Summa summarum, said Luther, I will preach, speak, write, but I will force no one; for faith must be voluntary. Take me as an example. I stood up against the Pope, indulgences, and all papists, but without violence or uproar. I only urged, preached, and declared God’s Word, nothing else. And yet while I was asleep, or drinking Wittenberg beer with my friends Philip Melanchthon and Amsdorf, the Word inflicted greater injury on popery than prince or emperor ever did. I did nothing, the Word did every thing. Had I appealed to force, all Germany might have been deluged with blood; yea, I might have kindled a conflict at Worms, so that the Emperor would not have been safe. But what would have been the result? Ruin and desolation of body and soul. I therefore kept quiet, and gave the Word free course through the world. Do you know what the Devil thinks when he sees men use violence to propagate the gospel? He sits with folded arms behind the fire of hell, and says with malignant looks and frightful grin: Ah, how wise these madmen are to play my game! Let them go on; I shall reap the benefit. I delight in it. But when he sees the Word running and contending alone on the battle-field, then he shudders and shakes for fear. The Word is almighty, and takes captive the hearts.

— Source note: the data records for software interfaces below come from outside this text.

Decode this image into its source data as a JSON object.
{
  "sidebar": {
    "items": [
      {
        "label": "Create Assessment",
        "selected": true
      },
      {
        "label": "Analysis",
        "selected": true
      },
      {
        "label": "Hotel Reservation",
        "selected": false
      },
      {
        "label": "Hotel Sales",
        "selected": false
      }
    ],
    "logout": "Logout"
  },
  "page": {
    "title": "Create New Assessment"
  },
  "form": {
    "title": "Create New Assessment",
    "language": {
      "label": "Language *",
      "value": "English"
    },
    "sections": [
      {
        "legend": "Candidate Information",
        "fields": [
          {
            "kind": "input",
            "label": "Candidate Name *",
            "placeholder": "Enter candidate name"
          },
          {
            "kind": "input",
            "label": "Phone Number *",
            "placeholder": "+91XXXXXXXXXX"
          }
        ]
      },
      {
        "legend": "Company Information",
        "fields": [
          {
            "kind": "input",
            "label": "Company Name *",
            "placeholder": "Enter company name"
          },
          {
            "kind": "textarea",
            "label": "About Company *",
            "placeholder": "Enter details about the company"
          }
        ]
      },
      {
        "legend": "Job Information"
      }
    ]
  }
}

Do we have that same reformational faith in the preaching? Do we have the confidence that by the lively preaching of His Word, applied by the Holy Spirit, Christ gathers, defends and preserves His church? 

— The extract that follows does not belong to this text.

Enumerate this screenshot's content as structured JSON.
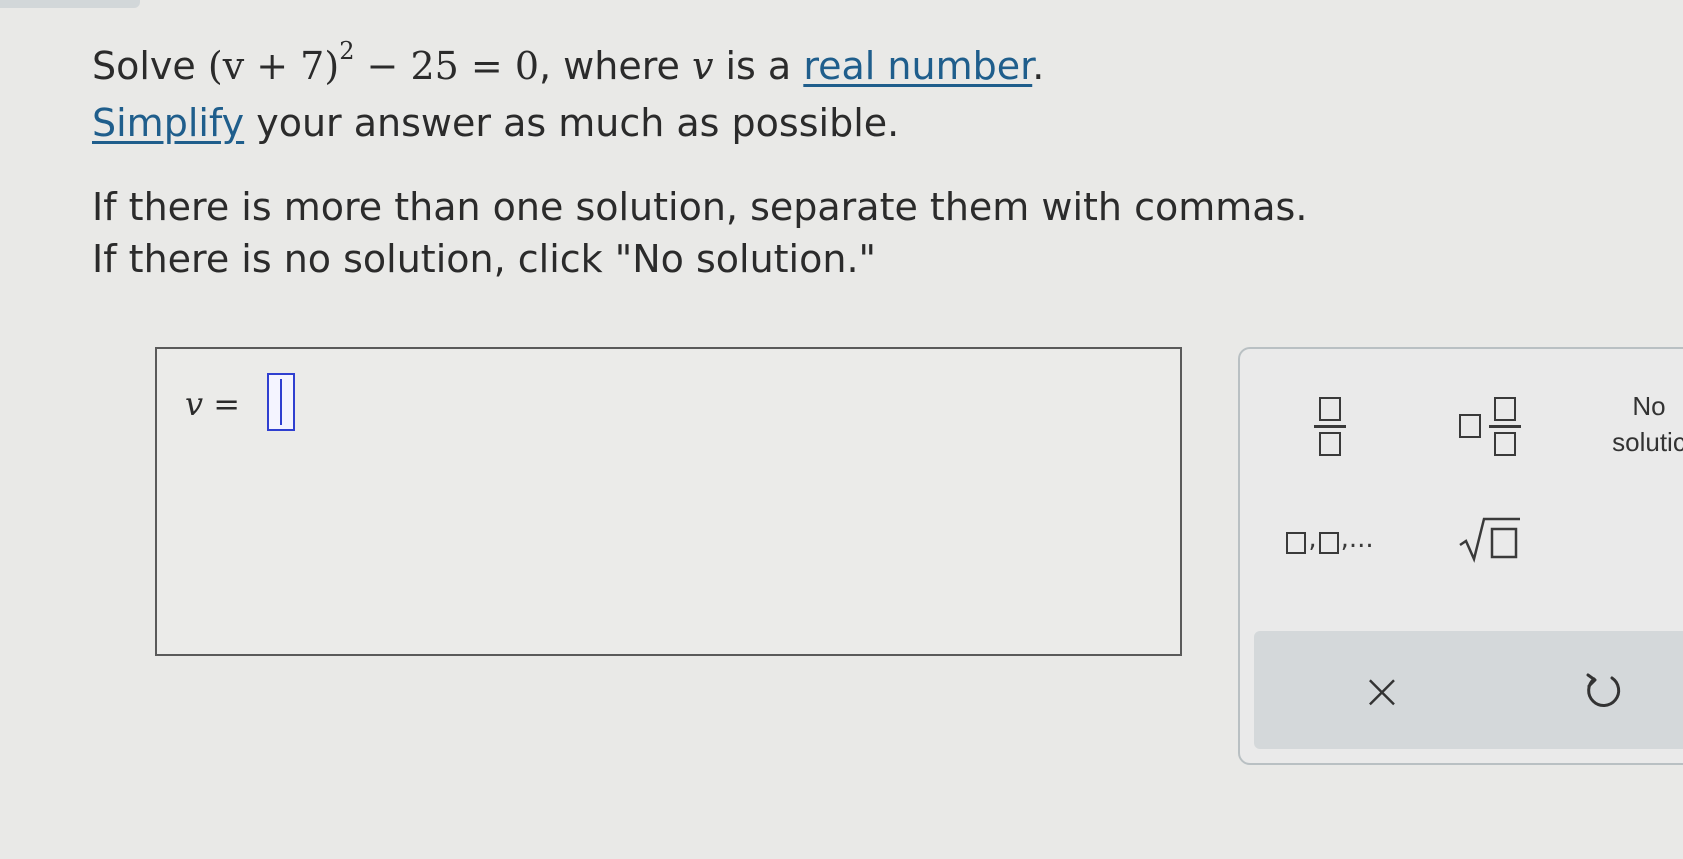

Preaching has fallen upon bad times in our day. Few in our day trust the preaching any longer. Many preachers, even in the historical line of the Reformation, add to or take away from the message of the King of the church; The simple preaching of the Word may have been alright in Luther’s day when men were not nearly as well educated as they are today; but many now believe that the preaching needs to be aided by man’s wisdom. In Luther’s day men sought to add to the preaching with the arm of the flesh, and the devil delighted. In our day men seek to add to the preaching with the mind of the flesh, and the devil is very pleased because the mind of the flesh is enmity against God, for it is not subject to the law of God, neither indeed can be. The mind of the flesh is the wisdom of the world and not the wisdom of the Word. But it pleased God by the foolishness of the preaching to establish the Reformation, and now it pleases Him to preserve the church, reformed according to the Word of God, through that same Word preached. 

Reformation Day is a good time for us to renew our faith in the preaching so that our faith may through the preaching be renewed.